Walking into Croke Park for our 18th Annual Venture Capital Conference recently and seeing a capacity crowd of nearly 400 people in the room, confirmed to me that the Venture Capital and Business Angel funding landscape is stronger than ever and its relevance to SMEs on the island as a means of growing their business is now more than ever considered a real option.
At the event, hosted by Mark Simpson, the audience were invited to take part in some e-polls on the day which revealed some interesting stats.
Seventy per cent of entrepreneurs and investors said access to finance has improved in the last five years, although investor readiness remains a significant challenge.
When asked about the main barriers to raising investment support as a start-up, 46 per cent said investor readiness was a key challenge, while 38 per cent cited a lack of access to suitable investors or funds as a hurdle.
Looking at the key attributes of raising finance or investing in a start-up, investors said an understanding of the process (26 per cent) and confidence (25 per cent) were most important. Over a fifth also pointed to technical capacity as a significant quality when considering backing a venture.
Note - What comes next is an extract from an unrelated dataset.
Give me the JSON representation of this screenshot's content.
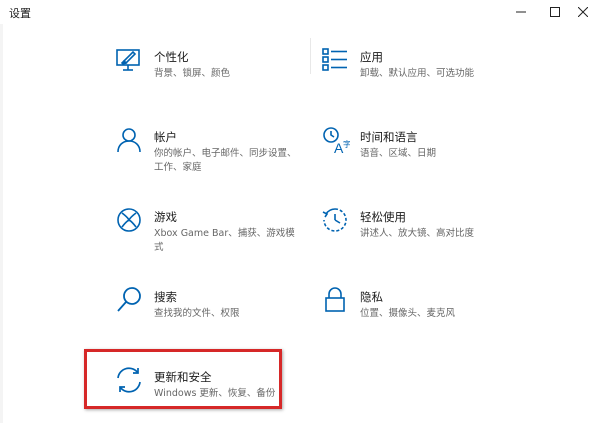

The Programme and Presentations
The programme was full with speakers from all realms of early stage funding taking to the stage, sitting on panels or addressing delegates at workshops.
Investment Manager Deirdre Terrins from Crescent Capital who highlighted cyber security, digital creatives and big data as emerging venture capital areas. She said; “As cyber threats continue to grow, there is a need for big data and data privacy to be intrinsically linked to a company’s security policy. This is a growing area of expertise in Ireland and we see it representing a huge opportunity for budding entrepreneurs, with interest from investors.”
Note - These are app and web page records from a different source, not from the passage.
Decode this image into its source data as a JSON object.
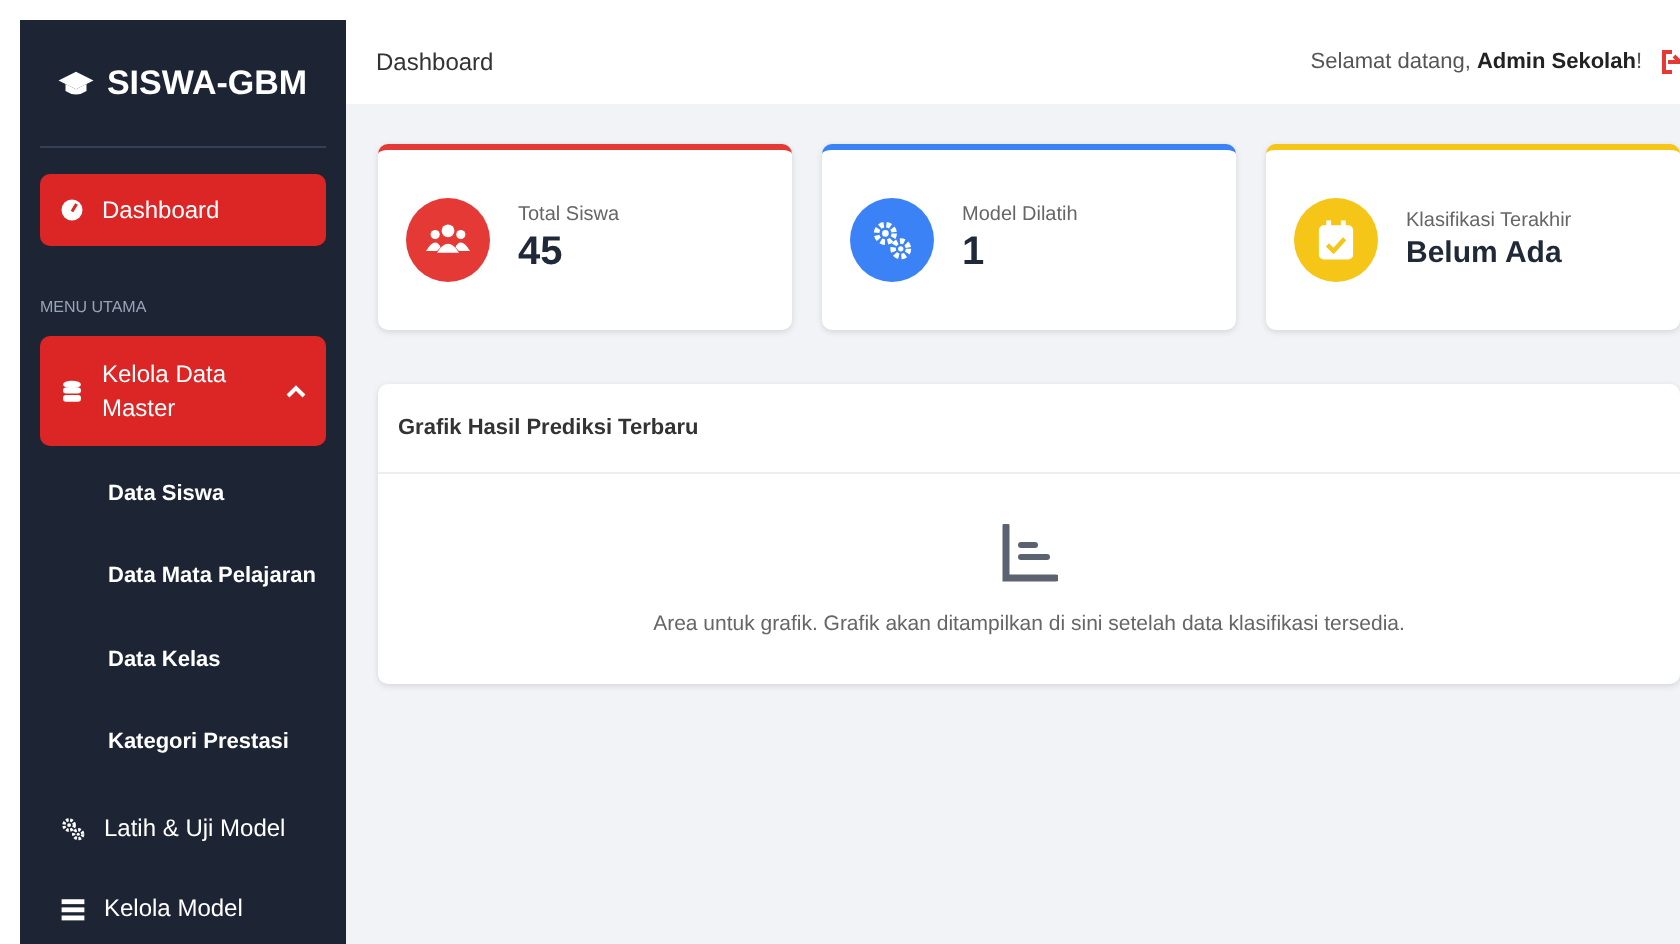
{
  "sidebar": {
    "brand": "SISWA-GBM",
    "items": [
      {
        "kind": "link",
        "label": "Dashboard",
        "selected": true
      },
      {
        "kind": "section",
        "label": "MENU UTAMA"
      },
      {
        "kind": "group",
        "label": "Kelola Data Master",
        "selected": true,
        "expanded": true,
        "children": [
          {
            "label": "Data Siswa",
            "selected": false
          },
          {
            "label": "Data Mata Pelajaran",
            "selected": false
          },
          {
            "label": "Data Kelas",
            "selected": false
          },
          {
            "label": "Kategori Prestasi",
            "selected": false
          }
        ]
      },
      {
        "kind": "link",
        "label": "Latih & Uji Model",
        "selected": false
      },
      {
        "kind": "link",
        "label": "Kelola Model",
        "selected": false
      }
    ]
  },
  "header": {
    "title": "Dashboard",
    "greeting": "Selamat datang, **Admin Sekolah**!"
  },
  "stats": [
    {
      "label": "Total Siswa",
      "value": "45",
      "color": "#e53935"
    },
    {
      "label": "Model Dilatih",
      "value": "1",
      "color": "#3b82f6"
    },
    {
      "label": "Klasifikasi Terakhir",
      "value": "Belum Ada",
      "color": "#f5c518"
    }
  ],
  "chart_panel": {
    "title": "Grafik Hasil Prediksi Terbaru",
    "message": "Area untuk grafik. Grafik akan ditampilkan di sini setelah data klasifikasi tersedia."
  }
}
Steve Collins, a Partner at Frontline Ventures, outlined the practicalities of what investors look for, from pre-seed to IPO stage. Emphasising the importance of building contacts, he advised that in his experience, networking recommendations is the best way to secure funding as there is established trust and expectation. He said: “In my experience, only 1 per cent of deals secure funding out of an average of 1,000 pitches, and none of these come from a cold pitch. Establishing and growing a trusted network is vital.”
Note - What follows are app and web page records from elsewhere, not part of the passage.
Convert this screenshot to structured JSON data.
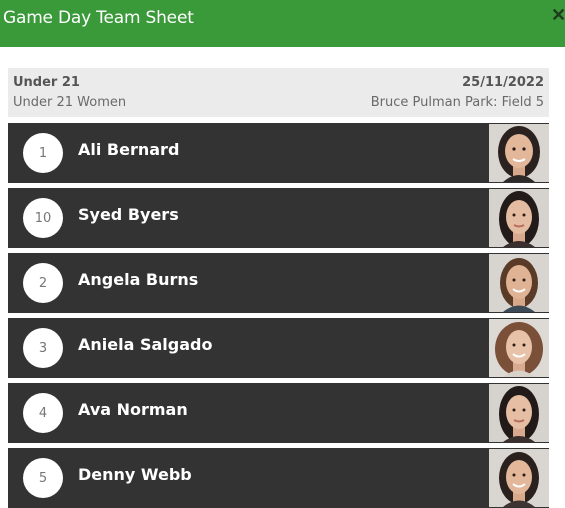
{
  "header": {
    "title": "Game Day Team Sheet",
    "close_symbol": "✕",
    "background_color": "#3a9a3a"
  },
  "match": {
    "division": "Under 21",
    "grade": "Under 21 Women",
    "date": "25/11/2022",
    "venue": "Bruce Pulman Park: Field 5"
  },
  "players": [
    {
      "number": "1",
      "name": "Ali Bernard",
      "photo_icon": "player-photo"
    },
    {
      "number": "10",
      "name": "Syed Byers",
      "photo_icon": "player-photo"
    },
    {
      "number": "2",
      "name": "Angela Burns",
      "photo_icon": "player-photo"
    },
    {
      "number": "3",
      "name": "Aniela Salgado",
      "photo_icon": "player-photo"
    },
    {
      "number": "4",
      "name": "Ava Norman",
      "photo_icon": "player-photo"
    },
    {
      "number": "5",
      "name": "Denny Webb",
      "photo_icon": "player-photo"
    }
  ],
  "colors": {
    "row_background": "#333333",
    "info_background": "#ebebeb"
  }
}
Also speaking at the event, Dr Vincent Power, a Partner at A&L Goodbody provided the audience with his unique take on learnings from Brexit. He urged the venture capitalist community to invest in their negotiation skills saying: “In the VC community, your whole day is based around negotiation. Use lessons from Brexit to influence your own strategy – don’t assume the outcome, remain consistent and remember, all your actions are being watched.”
InterTradeIreland’s early stage Supports and Services
There is significant venture capital and early stage funding available for those with the right project and the drive and determination to succeed. The landscape continues to evolve since InterTradeIreland was set up 20 years ago.
InterTradeIreland offers SMEs a number of equity support services including masterclasses in pitching, business planning workshops, regional equity advisory clinics and the All-island Seedcorn Investor Readiness Competition.